The bus don’t stop here no more.
It’s been mass transit mass confusion along Pelham Parkway lately for both riders and local drivers.
That’s after the city suddenly removed 100-plus parking spaces the week of April 23 to make way for an alternate Bx12 bus route on the Pelham Parkway South east-bound service road.
It’s part of the Department of Design and Construction’s ongoing reconstruction efforts along the thoroughfare.
New “No Standing” signs were installed along the right side of the newly paved roadway by the city Department of Transportation, limiting parking until the “end of project” as it read on the warning flyer. Residents couldn’t believe their eyes.
“That’s not fair!” groused Raul Logrono, a 10-year Pelham Parkway South resident now forced to park a half a mile away from his home.
“It’s already tough finding parking,” added Logrono’s son, Oscar. “Probably the nearest parking spot is going to be four or five long blocks.”
“There are going to be disruptive points in the project,” said DDC spokesman Craig Chin, whose agency oversees the $36 million project, now in Phase 2. “We try to make all attempts at mitigating the impact of the project.”
Phase 2 has eastbound main road traffic reduced from 3 lanes to 1, from White Plains Road to Stillwell Avenue.
The lane reduction forced the DDC to shift the Bx12 and the Bx12 Special Bus Service route to the side road, where temporary bus stops have been installed at White Plains Road, Williamsbridge Road and Eastchester Road.
“The Bx12 buses create a lot of congestion for drivers,” said resident Victoria Jones. “In addition to the MTA buses, you have school buses that drop off kids.”
Residents complained that the MTA, which worked with the DDC and DOT on the changes, only gave several days notice about the service change.
That left plenty of riders scrambling from their regular bus stops to catch the bus on the service road.
“I’m late now picking my kids up,” said Soundview resident James Walls, one of dozens who missed the Bx12 Special Bus Service, moved to the other side of the street, next to the TD Bank. “It’s about the money, it’s not about the customer.”
MTA spokeswoman Deidre Parker said the DDC did not give her agency a start date until a week before. “We would have liked to have had more time for notice.”
Some residents embraced the changes.
“Traffic is smoother without the parking,” said Samantha Espinal.

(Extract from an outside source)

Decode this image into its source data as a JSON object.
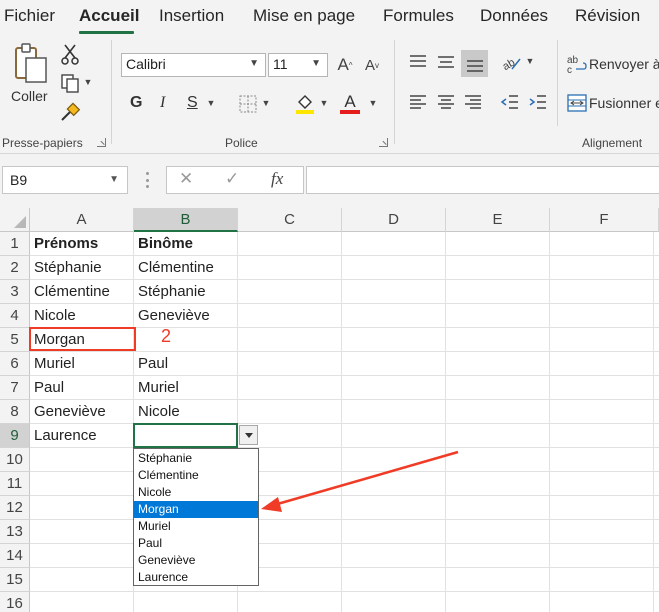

She was in the minority to what resident Carla called a “major inconvenience,” adding with sarcasm: “You gotta love the City of New York.”
Reach reporter David Cruz at 718-742-3383 or email email@example.com.
©2012 Community News Group